Labor: Who will be doing all of this vaccination? All current health care workers are actively engaged in combat with a tsunami of infected patients or with the testing of those who suspect they may be infected. Also, every time I visit a pharmacy they all seem to be quite busy filling prescriptions, which they will need to continue doing during the vaccination effort. So I think we can assume that there is not currently any meaningful slack in the health care workforce to perform this herculean task. Let’s suppose that 1 person can inject 6 people per hour. During an 8 hour work day, they can vaccinate 48 people (perhaps this is optimistic). Do the math. We need thousands of people to work full time for perhaps the next year or more, doing nothing but vaccinating people. In addition to those doing the injecting, people will be needed for the administrative process to ensure that those receiving the vaccine fill out applicable paperwork and to record that they have received the first and second dosages. Presumably, we will need a national database to record the vaccinations so that we can keep track of who has received a vaccine so that they will receive the proper second dose. I have read the some of the vaccines will need to be mixed on-site according to very precise instructions prior to being injected. Also, people will be needed to coordinate the vaccine supply, vaccination reservations and manage the lines of people waiting to be vaccinated. All of these people will need to be recruited and trained (and vaccinated) at thousands of locations throughout the country. Are you aware of any effort currently underway to recruit these people? By the way, you will need two doses.
Cost: We’re being told that the US government will cover the cost for the vaccine. Ok, that’s good.
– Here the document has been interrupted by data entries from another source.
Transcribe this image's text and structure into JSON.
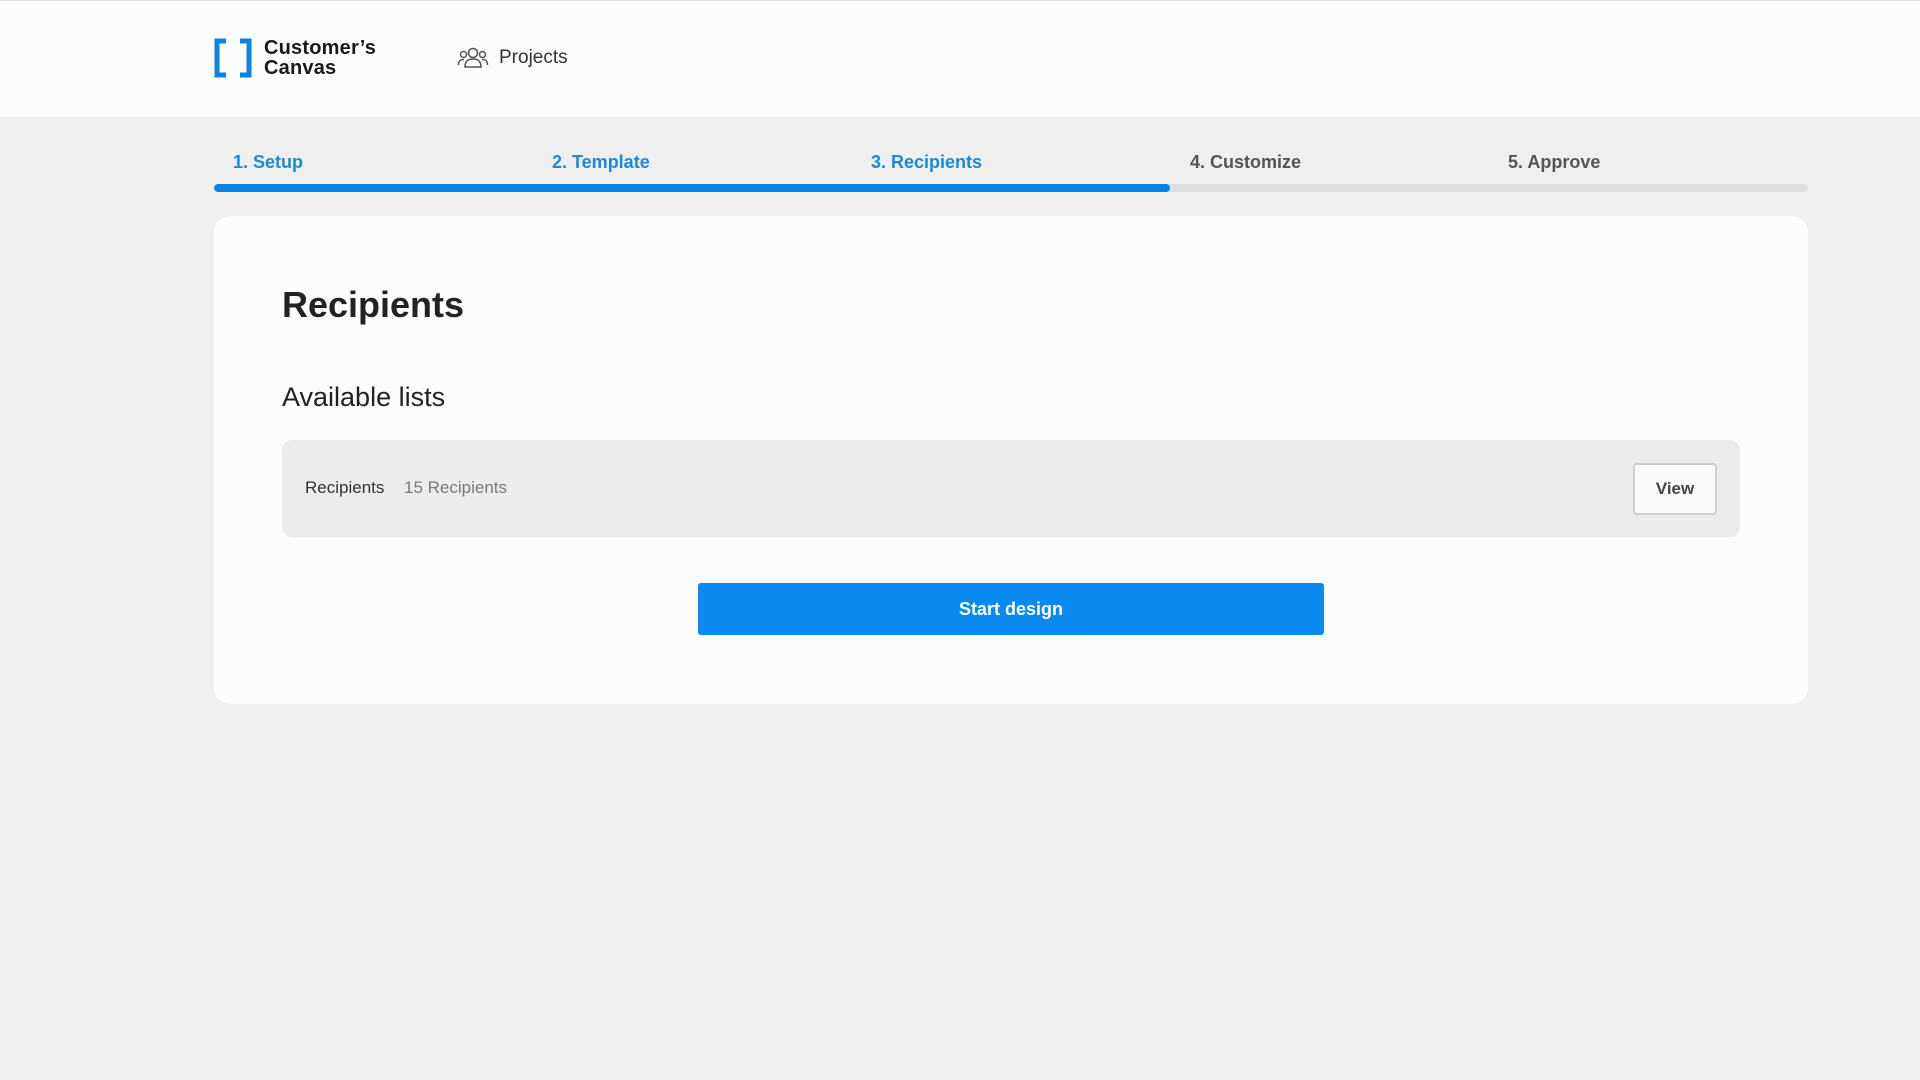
{
  "brand": {
    "name_line1": "Customer’s",
    "name_line2": "Canvas",
    "logo_icon": "bracket-logo-icon",
    "accent_color": "#0a84e0"
  },
  "nav": {
    "projects_label": "Projects",
    "projects_icon": "users-group-icon"
  },
  "stepper": {
    "steps": [
      {
        "label": "1. Setup",
        "state": "complete"
      },
      {
        "label": "2. Template",
        "state": "complete"
      },
      {
        "label": "3. Recipients",
        "state": "current"
      },
      {
        "label": "4. Customize",
        "state": "upcoming"
      },
      {
        "label": "5. Approve",
        "state": "upcoming"
      }
    ],
    "progress_fraction": 0.6
  },
  "main": {
    "title": "Recipients",
    "section_title": "Available lists",
    "lists": [
      {
        "name": "Recipients",
        "count": "15 Recipients",
        "action_label": "View"
      }
    ],
    "primary_button_label": "Start design"
  },
  "colors": {
    "step_active": "#1a8ad6",
    "step_inactive": "#555555",
    "primary_button": "#0a8af0"
  }
}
However, what about the cost for shipping and storing the vaccine (i.e. coolers, dry ice, etc.)? What about the cost for the thousands of people identified in the previous section? Since we will not need to pay the pharmacy for the vaccine, how will they be able to afford the additional people? Will we need to pay something to be injected? Again, I haven’t heard anyone talking about this.
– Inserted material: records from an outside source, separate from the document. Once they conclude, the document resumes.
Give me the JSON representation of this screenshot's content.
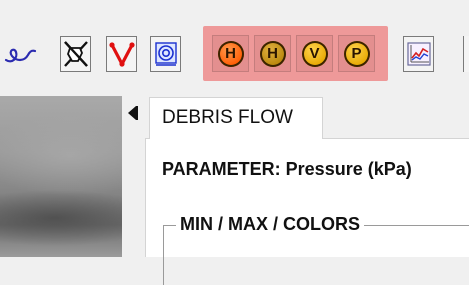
{
  "toolbar": {
    "tools": [
      {
        "icon": "curl-stroke-icon"
      },
      {
        "icon": "no-hand-cursor-icon"
      },
      {
        "icon": "red-v-icon"
      },
      {
        "icon": "target-circle-icon"
      }
    ],
    "hazard_buttons": [
      {
        "label": "H",
        "icon": "hazard-h-orange-icon",
        "color": "#ff6a00"
      },
      {
        "label": "H",
        "icon": "hazard-h-amber-icon",
        "color": "#b8860b"
      },
      {
        "label": "V",
        "icon": "hazard-v-gold-icon",
        "color": "#e6a800"
      },
      {
        "label": "P",
        "icon": "hazard-p-gold-icon",
        "color": "#e6a800"
      }
    ],
    "hazard_group_color": "#ee9999",
    "chart_tool": {
      "icon": "line-chart-icon"
    }
  },
  "splitter": {
    "icon": "collapse-left-arrow-icon"
  },
  "panel": {
    "tab_label": "DEBRIS FLOW",
    "parameter_label": "PARAMETER: Pressure (kPa)",
    "group_title": "MIN / MAX / COLORS"
  }
}
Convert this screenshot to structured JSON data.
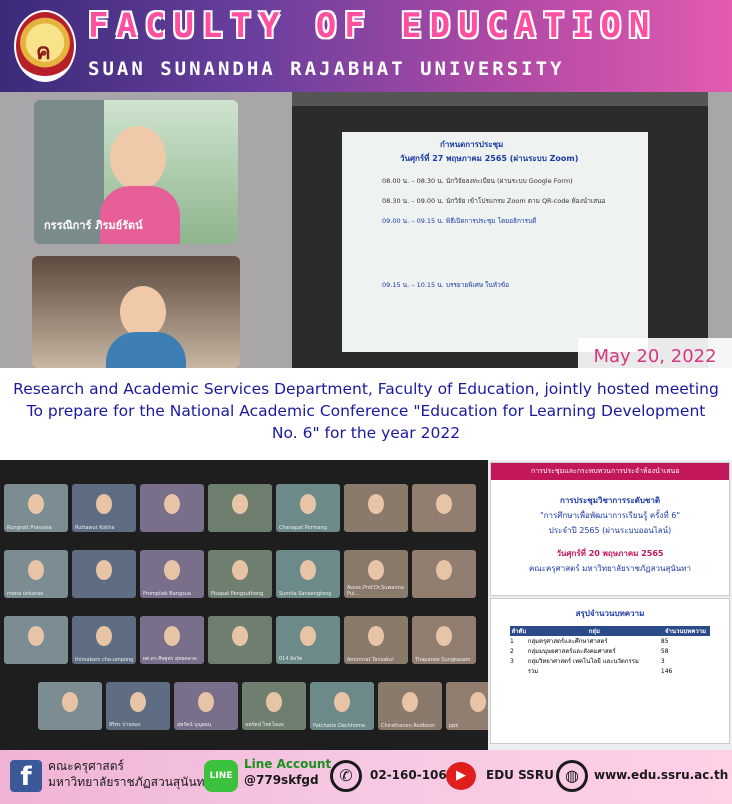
{
  "header": {
    "title": "FACULTY OF EDUCATION",
    "subtitle": "SUAN SUNANDHA RAJABHAT UNIVERSITY",
    "logo_glyph": "ค"
  },
  "photo": {
    "speaker_name": "กรรณิการ์ ภิรมย์รัตน์",
    "slide_title": "กำหนดการประชุม",
    "slide_date": "วันศุกร์ที่ 27 พฤษภาคม 2565 (ผ่านระบบ Zoom)",
    "slide_lines": [
      "08.00 น. – 08.30 น.   นักวิจัยลงทะเบียน (ผ่านระบบ Google Form)",
      "08.30 น. – 09.00 น.   นักวิจัย เข้าโปรแกรม Zoom ตาม QR-code ห้องนำเสนอ",
      "09.00 น. – 09.15 น.   พิธีเปิดการประชุม โดยอธิการบดี",
      "09.15 น. – 10.15 น.   บรรยายพิเศษ ในหัวข้อ"
    ],
    "date_badge": "May 20, 2022"
  },
  "caption": {
    "line1": "Research and Academic Services Department, Faculty of Education, jointly hosted meeting",
    "line2": "To prepare for the National Academic Conference \"Education for Learning Development",
    "line3": "No. 6\" for the year 2022"
  },
  "zoom_tiles": [
    "Rungratt Pransaia",
    "Ruttawut Kokha",
    "",
    "",
    "Chanapat Pormang",
    "",
    "",
    "mona unkarao",
    "",
    "Prompilak Bangsua",
    "Pisapat Pengsuthong",
    "Sumita Sanaengtong",
    "Assoc.Prof.Dr.Suwanna Pul...",
    "",
    "",
    "thimakorn cha-umpong",
    "ผศ.ดร.ศิษฐพร สุทธตลาด",
    "",
    "014 อิสวัต",
    "Amornrat Tansakul",
    "Thapanee Sungkasam",
    "",
    "สิริพร ปานทอง",
    "สุพรัตน์ บุญสอน",
    "นพรัตน์ ไชยโณสะ",
    "Patcharin Dechhome",
    "Chirathanon Rodboon",
    "ppk"
  ],
  "side_slides": {
    "top_bar": "การประชุมและกระทบทวนการประจำห้องนำเสนอ",
    "top_title": "การประชุมวิชาการระดับชาติ",
    "top_sub": "\"การศึกษาเพื่อพัฒนาการเรียนรู้ ครั้งที่ 6\"",
    "top_year": "ประจำปี 2565 (ผ่านระบบออนไลน์)",
    "top_date": "วันศุกร์ที่ 20 พฤษภาคม 2565",
    "top_org": "คณะครุศาสตร์ มหาวิทยาลัยราชภัฏสวนสุนันทา",
    "bot_title": "สรุปจำนวนบทความ",
    "table_headers": [
      "ลำดับ",
      "กลุ่ม",
      "จำนวนบทความ"
    ],
    "table_rows": [
      [
        "1",
        "กลุ่มครุศาสตร์และศึกษาศาสตร์",
        "85"
      ],
      [
        "2",
        "กลุ่มมนุษยศาสตร์และสังคมศาสตร์",
        "58"
      ],
      [
        "3",
        "กลุ่มวิทยาศาสตร์ เทคโนโลยี และนวัตกรรม",
        "3"
      ],
      [
        "",
        "รวม",
        "146"
      ]
    ]
  },
  "footer": {
    "fb_line1": "คณะครุศาสตร์",
    "fb_line2": "มหาวิทยาลัยราชภัฏสวนสุนันทา",
    "line_label": "Line Account",
    "line_id": "@779skfgd",
    "phone": "02-160-1062",
    "youtube": "EDU SSRU",
    "website": "www.edu.ssru.ac.th"
  }
}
- All of this must play out within the context of the worst level of infection seen so far in this pandemic anywhere in the world.
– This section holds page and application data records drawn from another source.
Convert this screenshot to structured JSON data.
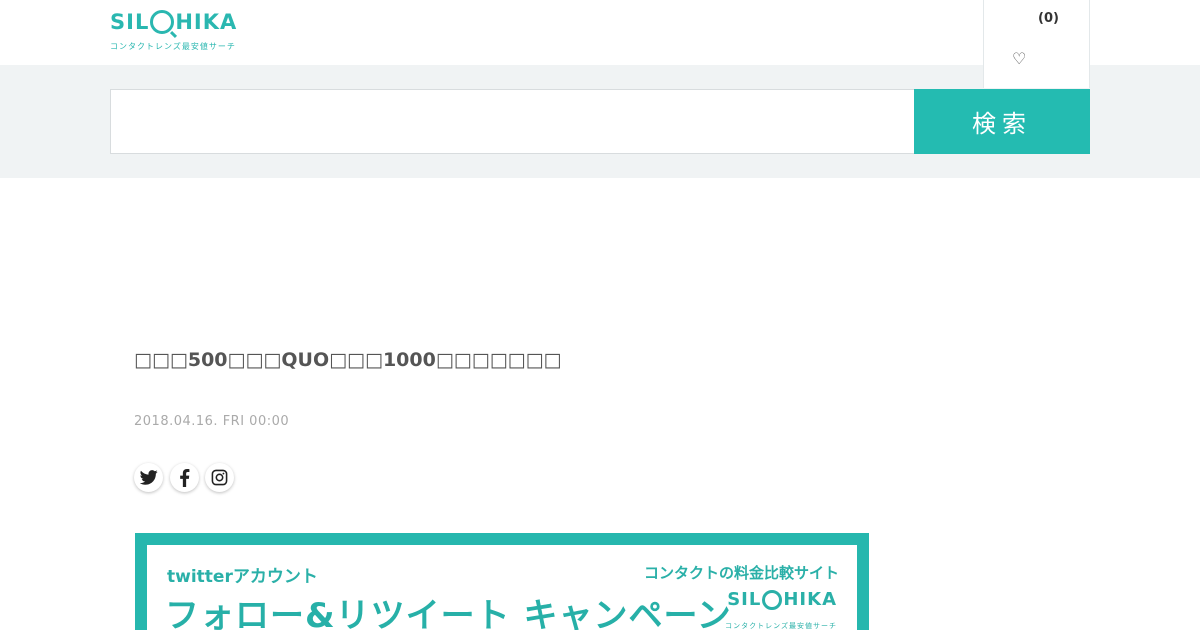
{
  "header": {
    "logo_text_left": "SIL",
    "logo_text_right": "HIKA",
    "logo_tagline": "コンタクトレンズ最安値サーチ",
    "favorites_count": "(0)",
    "favorites_icon": "heart-outline-icon"
  },
  "search": {
    "value": "",
    "placeholder": "",
    "button_label": "検索"
  },
  "article": {
    "title": "□□□500□□□QUO□□□1000□□□□□□□",
    "date": "2018.04.16. FRI 00:00",
    "share": [
      {
        "icon": "twitter-icon"
      },
      {
        "icon": "facebook-icon"
      },
      {
        "icon": "instagram-icon"
      }
    ]
  },
  "banner": {
    "subtitle": "twitterアカウント",
    "headline": "フォロー&リツイート キャンペーン",
    "right_text": "コンタクトの料金比較サイト",
    "logo_text_left": "SIL",
    "logo_text_right": "HIKA",
    "logo_tagline": "コンタクトレンズ最安値サーチ"
  },
  "colors": {
    "accent": "#24bbb1",
    "search_band_bg": "#f0f3f4",
    "date_text": "#aaaaaa"
  }
}
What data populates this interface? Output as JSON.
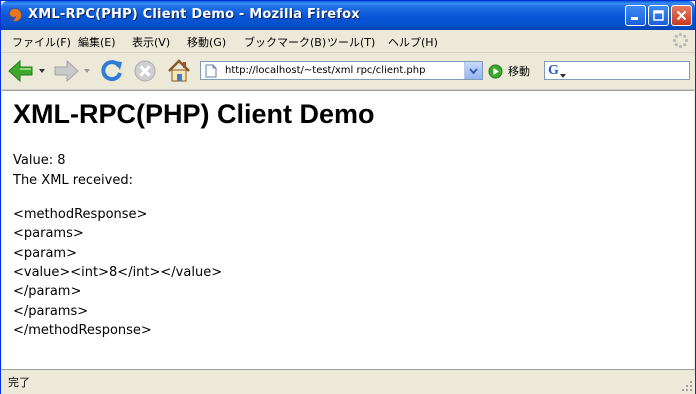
{
  "window": {
    "title": "XML-RPC(PHP) Client Demo - Mozilla Firefox"
  },
  "menu": {
    "items": [
      "ファイル(F)",
      "編集(E)",
      "表示(V)",
      "移動(G)",
      "ブックマーク(B)",
      "ツール(T)",
      "ヘルプ(H)"
    ]
  },
  "toolbar": {
    "url": "http://localhost/~test/xml rpc/client.php",
    "go_label": "移動",
    "search_engine_glyph": "G"
  },
  "page": {
    "heading": "XML-RPC(PHP) Client Demo",
    "value_text": "Value: 8",
    "xml_intro": "The XML received:",
    "xml_lines": [
      "<methodResponse>",
      "<params>",
      "<param>",
      "<value><int>8</int></value>",
      "</param>",
      "</params>",
      "</methodResponse>"
    ]
  },
  "status": {
    "text": "完了"
  },
  "colors": {
    "titlebar": "#0650CC",
    "close_button": "#C8391D",
    "back_arrow": "#3DAA2E",
    "go_button": "#3DAA2E"
  },
  "icons": [
    "firefox-icon",
    "minimize-icon",
    "maximize-icon",
    "close-icon",
    "back-arrow-icon",
    "forward-arrow-icon",
    "reload-icon",
    "stop-icon",
    "home-icon",
    "page-icon",
    "go-icon",
    "google-search-icon",
    "throbber-icon",
    "resize-grip-icon"
  ]
}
- Some portion of the population will choose not to be vaccinated. This means fewer arms need to be injected but also means that the virus will be a factor we must live with for the foreseeable future, perhaps forever.
- We don’t yet know for how long these vaccines will protect us from infection and/or disease.
Bottom line, I am optimistic that we will benefit from the coming vaccines but sadly, I think we will have to go through a lot of chaos to realize that benefit.